The market is set to grow 16.2%, year on year, primarily driven by increased spending on network and desktop outsourcing, and hosting infrastructure services. The cloud market, in particular, will perform strongly, spurred by the growing maturity of the Saudi ICT market and the increase in the number of companies using cloud services.
IDC expects the Saudi cloud market to total $77.5m in 2015, up 53.8% on 2014. Spending on network and desktop outsourcing services and hosting infrastructure services will expand 22.1% and 18.5%, respectively, over the same period, while the hosted application management services market will grow 16.5%. The application management outsourcing market will record comparatively slower growth of 8.7% in 2015, due mainly to the hardware-driven nature of the IT market in Saudi Arabia.
"Organisations in Saudi Arabia are gradually warming to the idea of commissioning third-party providers for managed and outsourcing services," said Uzair Mujtaba, senior analyst for software and IT services at IDC Saudi Arabia. "While the inherent preference of Saudi organisations to retain complete control over IT and keep their infrastructure in-house has inhibited the widespread adoption of these services across the kingdom, CIOs are increasingly becoming aware of the benefits that these technologies offer and are showing a growing inclination toward adopting managed and outsourcing services."
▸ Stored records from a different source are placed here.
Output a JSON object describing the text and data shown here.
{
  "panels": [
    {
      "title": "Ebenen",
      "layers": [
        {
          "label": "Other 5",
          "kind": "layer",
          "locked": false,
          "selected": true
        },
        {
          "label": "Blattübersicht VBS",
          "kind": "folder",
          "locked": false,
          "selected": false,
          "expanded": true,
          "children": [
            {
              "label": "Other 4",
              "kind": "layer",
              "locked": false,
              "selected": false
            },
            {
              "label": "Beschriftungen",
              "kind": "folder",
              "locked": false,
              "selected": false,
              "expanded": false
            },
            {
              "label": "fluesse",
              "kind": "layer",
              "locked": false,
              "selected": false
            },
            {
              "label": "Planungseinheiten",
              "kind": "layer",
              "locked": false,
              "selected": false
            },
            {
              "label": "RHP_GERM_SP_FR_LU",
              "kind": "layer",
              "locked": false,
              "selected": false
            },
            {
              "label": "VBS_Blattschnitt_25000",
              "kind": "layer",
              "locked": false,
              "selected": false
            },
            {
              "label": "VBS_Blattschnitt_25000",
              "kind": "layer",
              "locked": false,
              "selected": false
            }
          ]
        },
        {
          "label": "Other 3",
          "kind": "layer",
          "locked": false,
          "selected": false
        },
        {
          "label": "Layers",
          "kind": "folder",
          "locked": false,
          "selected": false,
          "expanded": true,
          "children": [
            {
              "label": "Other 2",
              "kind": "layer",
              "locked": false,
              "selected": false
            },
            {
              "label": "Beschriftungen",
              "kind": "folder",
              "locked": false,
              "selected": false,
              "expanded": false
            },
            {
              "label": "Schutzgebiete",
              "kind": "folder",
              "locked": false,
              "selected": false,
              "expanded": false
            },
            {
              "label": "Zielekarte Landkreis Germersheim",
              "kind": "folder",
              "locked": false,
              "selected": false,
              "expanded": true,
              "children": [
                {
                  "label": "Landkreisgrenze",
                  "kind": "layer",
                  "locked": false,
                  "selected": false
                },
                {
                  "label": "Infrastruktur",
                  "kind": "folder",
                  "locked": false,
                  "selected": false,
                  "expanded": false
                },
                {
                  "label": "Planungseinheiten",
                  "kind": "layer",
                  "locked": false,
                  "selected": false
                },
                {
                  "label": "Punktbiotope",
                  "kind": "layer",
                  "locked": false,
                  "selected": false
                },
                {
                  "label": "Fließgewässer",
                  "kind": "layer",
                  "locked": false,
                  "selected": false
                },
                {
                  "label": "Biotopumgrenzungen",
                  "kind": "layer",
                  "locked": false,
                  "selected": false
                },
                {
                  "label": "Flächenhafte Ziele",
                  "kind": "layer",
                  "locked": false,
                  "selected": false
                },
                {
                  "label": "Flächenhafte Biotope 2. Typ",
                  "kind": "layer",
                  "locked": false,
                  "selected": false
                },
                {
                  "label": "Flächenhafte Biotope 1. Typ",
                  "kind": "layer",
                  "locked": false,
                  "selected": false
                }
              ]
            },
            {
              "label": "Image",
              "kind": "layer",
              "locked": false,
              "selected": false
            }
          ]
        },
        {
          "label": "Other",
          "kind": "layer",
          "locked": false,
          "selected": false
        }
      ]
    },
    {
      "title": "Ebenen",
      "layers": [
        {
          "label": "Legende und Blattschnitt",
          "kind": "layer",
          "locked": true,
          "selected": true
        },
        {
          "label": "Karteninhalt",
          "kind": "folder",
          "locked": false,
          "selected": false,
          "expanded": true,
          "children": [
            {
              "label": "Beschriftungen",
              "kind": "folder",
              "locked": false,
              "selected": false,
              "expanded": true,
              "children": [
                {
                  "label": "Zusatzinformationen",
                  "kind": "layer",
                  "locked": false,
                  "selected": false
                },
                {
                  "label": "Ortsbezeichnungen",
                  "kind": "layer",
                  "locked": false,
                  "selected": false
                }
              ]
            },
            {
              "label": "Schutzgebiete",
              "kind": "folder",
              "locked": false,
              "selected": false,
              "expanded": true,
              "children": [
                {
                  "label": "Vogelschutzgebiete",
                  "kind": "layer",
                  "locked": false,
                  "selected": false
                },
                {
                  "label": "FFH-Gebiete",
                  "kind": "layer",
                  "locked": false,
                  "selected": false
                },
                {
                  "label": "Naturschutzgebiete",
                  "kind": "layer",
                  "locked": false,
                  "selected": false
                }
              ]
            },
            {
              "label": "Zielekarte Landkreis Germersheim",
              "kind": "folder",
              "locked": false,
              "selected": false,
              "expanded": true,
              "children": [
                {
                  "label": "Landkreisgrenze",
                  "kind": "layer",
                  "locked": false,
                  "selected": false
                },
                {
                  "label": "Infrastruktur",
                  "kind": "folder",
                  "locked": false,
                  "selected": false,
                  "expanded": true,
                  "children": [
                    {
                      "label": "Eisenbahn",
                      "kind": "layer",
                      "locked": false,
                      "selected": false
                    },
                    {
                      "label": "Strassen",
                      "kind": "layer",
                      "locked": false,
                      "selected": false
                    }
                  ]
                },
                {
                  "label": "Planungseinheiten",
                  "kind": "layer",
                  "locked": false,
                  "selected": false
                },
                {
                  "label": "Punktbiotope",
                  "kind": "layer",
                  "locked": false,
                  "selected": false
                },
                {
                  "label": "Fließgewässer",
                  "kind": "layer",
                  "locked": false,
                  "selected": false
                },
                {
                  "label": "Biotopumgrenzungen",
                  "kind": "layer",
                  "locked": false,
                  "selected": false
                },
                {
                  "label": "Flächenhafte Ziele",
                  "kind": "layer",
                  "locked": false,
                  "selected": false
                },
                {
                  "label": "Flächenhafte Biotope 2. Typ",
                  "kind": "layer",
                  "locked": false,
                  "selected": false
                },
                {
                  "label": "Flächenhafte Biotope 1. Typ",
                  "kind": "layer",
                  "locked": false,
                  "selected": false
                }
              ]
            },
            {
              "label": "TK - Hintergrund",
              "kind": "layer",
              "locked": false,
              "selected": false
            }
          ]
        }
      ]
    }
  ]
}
Local providers are investing in upgrading their data centre infrastructures and expanding their data centre capacities to deliver various hosting and managed services to the government, finance, education, healthcare, and transportation verticals. According to IDC, the government vertical, in particular, is one of the largest users of managed services in the kingdom due to the various e-government initiatives and IT infrastructure and modernization projects underway that require the services of third-party service providers.
In global terms, the Saudi cloud market is fairly small at present, but there are promising signs that attitudes in the country are beginning to change, IDC said.
"Public cloud investments have typically had a low priority, but this area is expected to see strong adoption in the medium term as a growing band of Saudi organisations has started to recognise the benefits associated with public cloud services and is increasingly exploring this delivery model as a viable option," said Mujtaba. "Service providers' investments in augmenting their capabilities, together with their quest to forge value-driven partnerships, are certainly building confidence in cloud-based services and driving adoption across the country."
IDC forecasts the Saudi public cloud market to expand at a compound annual growth rate (CAGR) of 40.37% until the end of 2018, while private and virtual private cloud services are forecast to expand 40.7% and 67.7%, respectively, over the same period.
"Providers seeking to expand their footprint in the Saudi ICT market will need to maintain the right balance between cost and quality in order to be competitive," said Mujtaba. "In order to remain relevant in the changing market landscape, providers should also embrace new services, including cloud and managed security services, as a strong shift toward these services is expected over the forecast period."